This just epitomised poor teamwork. I found it insulting.

What is more, the cellist played as if he really didn't want to be there. The sad thing was that he was located in the middle of the stage, effectively an obstruction to intra-band communication that sucked the life out of the presentation. The stage was large and they succumbed to the temptation to spread out, rendering the performers more distant from the audience and each other.
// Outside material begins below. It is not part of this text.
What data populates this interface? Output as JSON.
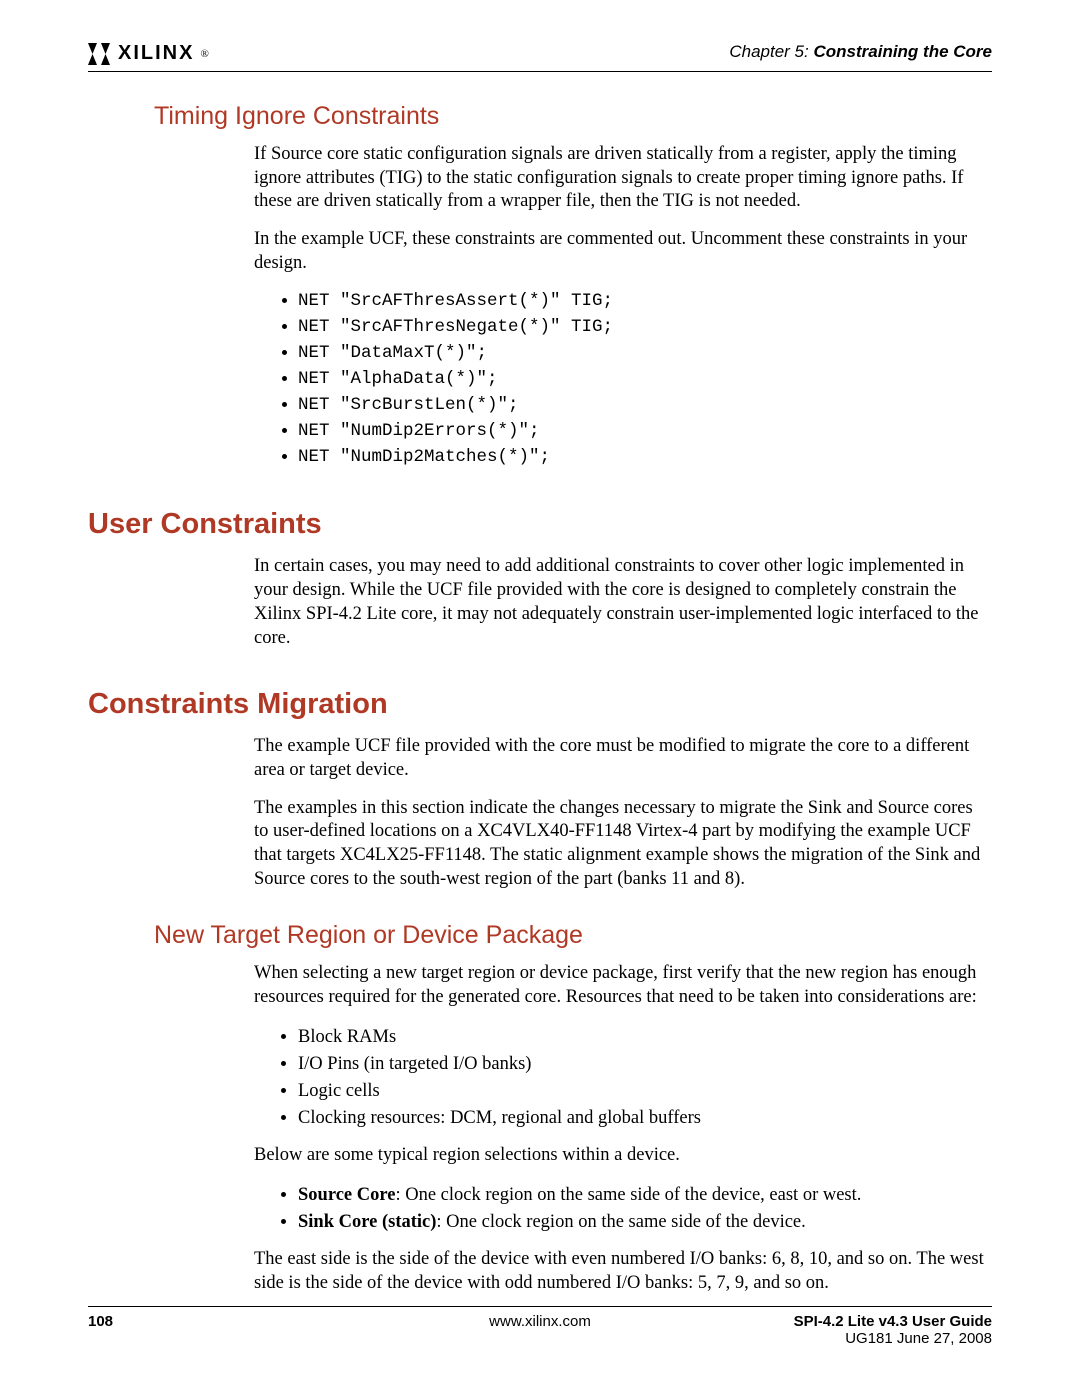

I learned a lot about what not to do that night, and this is with no disrespect to Manolito:
  • band members should be as close to each other and to the front of the stage as is comfortable, especially the seated players;
  • lead vocals should be given enough room to fill the stage, and this space might also be used by mobile musicians when they solo;
  • percussion should be clustered in the centre so that rhythm can be disseminated outwards acoustically to all performers; and
  • deadbeats, if they are necessary, should be located where they affect the band least.
I really feel strongly about the way people play music for one another and was upset, sometimes even outraged, that two such people would have the temerity to take to the stage and balk Manolito's efforts.

Manolito, I am sure, being the musician that he is, wanted to bring the best possible show to town. And I can see why he did what he did. I just feel that with the wealth of musicians that Cuba and Miami possesses, he can find artists who can augment his band with personality as well as ability.

I will be in the audience again, whether or not that day comes.

Loo Yeo

Wednesday, August 01, 2007

28th July 2007 Sierra Maestra @Harrogate International Festival

Last weekend was a bit of a landmark occassion for me. I got to see a band that I'd wanted to see for a very long time, and I got to see another that I hadn't seen since I'd first started in salsa.

Sierra Maestra opened the evening at the Harrogate International Festival, and watching them play brought a whole mix of feelings. The first time I saw them was in 94/95 when Juan de Marcos Gonzalez and Jesús Alemañy were still in their line-up, and they were then promoting their album "Dundunbanza". They made an indelible mark on my consciousness then, not least because of how much their playing helped me; to feel my role as a dancer in Cuban music, but also as a teacher - many of their songs in that album were at the right tempo for my students to learn to.

I was to see them at least four more times over the next two years, then not at all until this year. And they played better on Saturday night than I ever remembered.

It could be that I'm more used to the genre now, that I appreciated the extent of their musicianship through their subtlety. They played every single number in their set with grace, passion, power, and conviction. Compared with Manolito who followed after, Sierra Maestra transmitted a palpable sense of camaraderie - a musical understanding of each other, born from many years of playing together.

The line-up was typical of the son-revivalist group: a bongocero/occassional conguero; bajista; three soneros on percusion menor and guitarra; trompetista; and tresero. I can't say enough how much I enjoyed their individual performances, and Sierra Maestra's as a collective whole. When you're named after the legendary birthplace of son, you've got a lot to live up to. And they did with aplomb and a sense of adventure, introducing the seldom-heard genres of sucu sucu and cocuye.

It was a humbling performance that made me proud to be a player of the genre, one that made me feel sorry for my fellow dancers from Sheffield who did not make the trip, for they would have been richer for of the experience.

Sierra Maestra would be a hard act to follow... which Manolito Simonet y su Trabuco would have to do straight after the interval.

Yeo Loo Yen